Ride 100 miles on a bike

For runners, it’s a marathon. For cyclists, it’s cycle 100 miles.  But with these tips from our Army expert you can take on 100 miles with no fear


The best way to cycle 100 miles is to sign up to an organised event. Allow a good couple of months’ training if it’s your first time. Do one long ride each week and build up to maybe 80 miles. If you can do a 70-80 mile training ride, on the day you’ll definitely manage 100.


If you plan to use sports gels, which are good products, then practise using them in training. One benefit of doing an event is you can grab more food at feed stations. Have at least one caffeine gel as a back-up, and some normal food as well, like a peanut butter and jam sandwich, or flapjacks.


Again, practise using your hydration tablets, anything that gives you some extra electrolyte to give you a boost. Fill your water bottles at every opportunity; you don’t want to be suffering later on simply because you’ve not picked up water.


Always take a mini pump, inner tube, tyre levers and patches. Check the weather forecast at the last minute to assess the layers you might need to carry.


A clean bike is a quick bike. Make sure it’s serviceable at least a week in advance. You don’t want to be changing parts on your bike the day before and having no idea if it’s going to work.

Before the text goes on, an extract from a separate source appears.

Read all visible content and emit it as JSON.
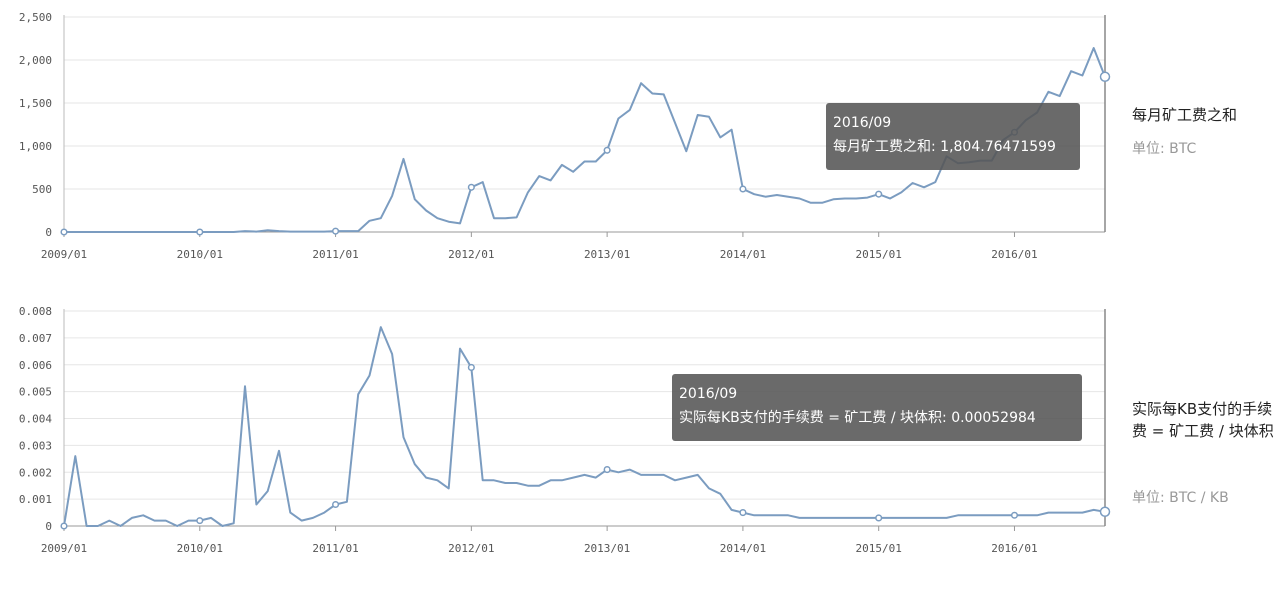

In your training, learn what your average pace is. What tends to happen when people do these events is they get caught up in it all and they go off like the clappers. They end up burning themselves out and suffering because they’ve gone out too fast. Start a little bit slower, work your way into it and see how you feel.


Choose a route to suit your ability: flat or hilly. If you’re coming to a climb, save energy. Roll into it, drop onto your low gear and slowly spin your way up.

Photo: Jon Buckle/London Marathon Events

The expert

Name: Adam Colvin

Job: Joint Tactical Air Control Field Training Unit (FTU)

Unit: Training Branch Field Army

Rank: Staff Sergeant

Biog: I cycle for the Army Race team, from Criterium to National A and B races. I joined in 2001 and went into the 7 Parachute Regiment Royal Horse Artillery. I’ve been on a few tours like Kosovo and Afghanistan, and I’m now organising exercises with the FTU